Now the U.S. Treasury is casting a spotlight on the alleged misdeeds of senior managers at the Banca Privada d'Andorra (BPA), several of whom have been arrested in the past few days.
The Treasury Department has alleged that "high-level managers [at BPA] accepted payments and other benefits from their criminal clients."
The Andorran authorities took over the running of the bank after the Treasury revelations, and the director general of the Banca Privada, Joan Pau Miquel Prats, was arrested late Friday. Two more bank officials were arrested Sunday.
Tiny Andorra, nestled in the rugged Pyrenees mountains, has two big neighbors. One is France. And the scandal has spread to its other neighbor, Spain, where corruption among public officials is a hot-button political issue.
Prats had driven BPA's expansion into Spain, through its acquisition of Banco Madrid, in 2011. Banco Madrid caters to wealthy private clients and came under investigation by Spanish financial authorities last year.
Since the BPA scandal broke, the commission that investigates illicit financial activity, Sepblac, has raised questions about accounts held by influential Spanish political and business figures at the Banco Madrid. They have not been named.
The Central Bank has taken control of Banco Madrid and sent in two inspectors to examine accounts there. The bank's board, which included Prats and a former high-ranking official of the Central Bank, resigned on Thursday. Spanish officials say some 20 suspect operations at the bank are being examined.
Spanish authorities are separately investigating substantial assets held at the Banca Privada d'Andorra by members of the Pujol family, who have long been prominent in the politics of Catalonia, a region of Spain that includes Barcelona.
The director of the U.S. Treasury's Financial Crimes Enforcement Network, Jennifer Shasky Calvery, said that "BPA's corrupt high-level managers and weak antimoney laundering controls have made BPA an easy vehicle for third-party money launderers to funnel proceeds of organized crime, corruption and human trafficking through the U.S. financial system."
BPA has correspondent accounts with four banks -- HSBC, Citigroup, Bank of America and Deutsche Bank -- through which hundreds of millions of dollars passed. Senior managers at BPA tailored services to their clients to disguise the origin of funds, the Treasury said.
Ties to Russian crime organizations
One manager provided "substantial assistance" to a Russian client, Andrei Petrov, described by the Treasury as a "third-party money launderer working for Russian criminal organizations." Petrov had also received a line of credit from Banco Madrid and is alleged to have bribed local officials in the resort where he set up a property development company.
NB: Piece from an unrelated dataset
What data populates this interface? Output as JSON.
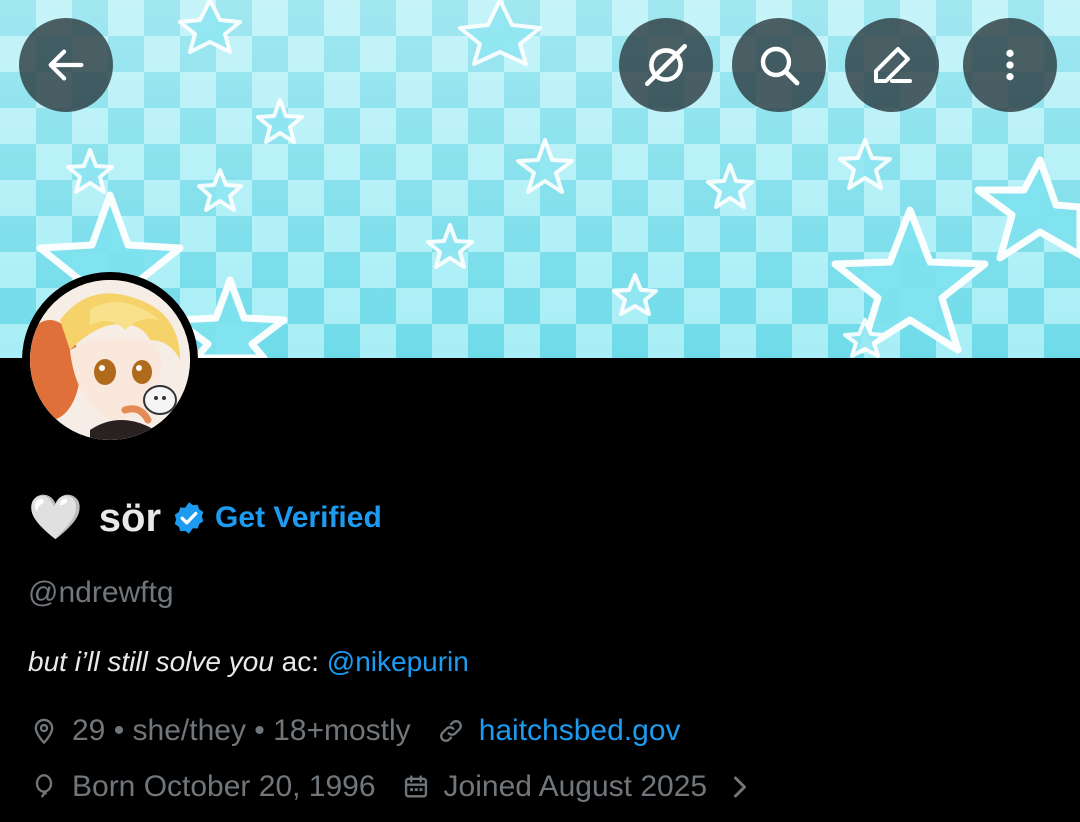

He was arrested in Spain two years ago and is accused of helping launder some 56 million euros ($59 million) in proceeds from Russian criminal organizations. Petrov is yet to go on trial.
BPA is also alleged to have helped Venezuelan money launderers siphon funds from the state-owned oil company, Petroleos de Venezuela.
"This money-laundering network worked closely with high-ranking government officials in Venezuela, resident agents in Panama, and an Andorran lawyer to establish Panamanian shell companies," the Treasury said. BPA processed about $2 billion in transactions by shell companies related to the scheme.
Treasury said another senior official at BPA accepted bribes in return for processing bulk cash transfers for a Chinese money launderer, Gao Ping, who was arrested in Spain in September 2012.
"Through his associate, Ping bribed Andorran bank officials to accept cash deposits into less scrutinized accounts and transfer the funds to suspected shell companies in China," it said in a statement.
Credit rating agency Standard & Poor's has reacted to the growing scandal by downgrading Andorra's rating. Andorra is highly dependent on its banking sector, which makes up some 20% of its GDP.
Russians on the Costa
Spain has long battled the presence of Russian organized crime on its soil. After the collapse of the Soviet Union, wealthy Russians came to Spain for its climate and what were then lax financial controls. Among them were more than a few "vory v zakone," the top echelon of Russian organized crime, according to Spanish officials.
Spanish prosecutor Jose Grinda Gonzalez told U.S. officials five years ago that these individuals had no known jobs and unknown sources of income, yet they lived in large mansions. Grinda's remarks were reported in a diplomatic cable later published by WikiLeaks
Grinda had prosecuted Zakhar Kalashov, a Georgian-born, Russian citizen widely regarded as one of the most powerful figures in the Russian mafia. Last year, before he completed his nine-year sentence, a Spanish appeals court deported Kalashov to Russia, where he is now a free man.
Another Spanish prosecutor, Fernando Bermejo, told US officials in 2009 that there was large scale money-laundering going on in Catalonia and "many, many" members of the Russian mafia were active there
Because of growing international cooperation, Spanish prosecutors have stepped up their pursuit of alleged gang leaders, money launderers and embezzlers from Eastern Europe. Among the latest to be detained is a former finance minister from Ukraine, Yuriy Kolobov. He was detained at a luxury development in Alicante earlier this month, after prosecutors in Kiev charged him with embezzlement and is awaiting extradition.
Kolobov was a minister in the government of President Viktor Yanukovych, who fled Ukraine during street protests a year ago.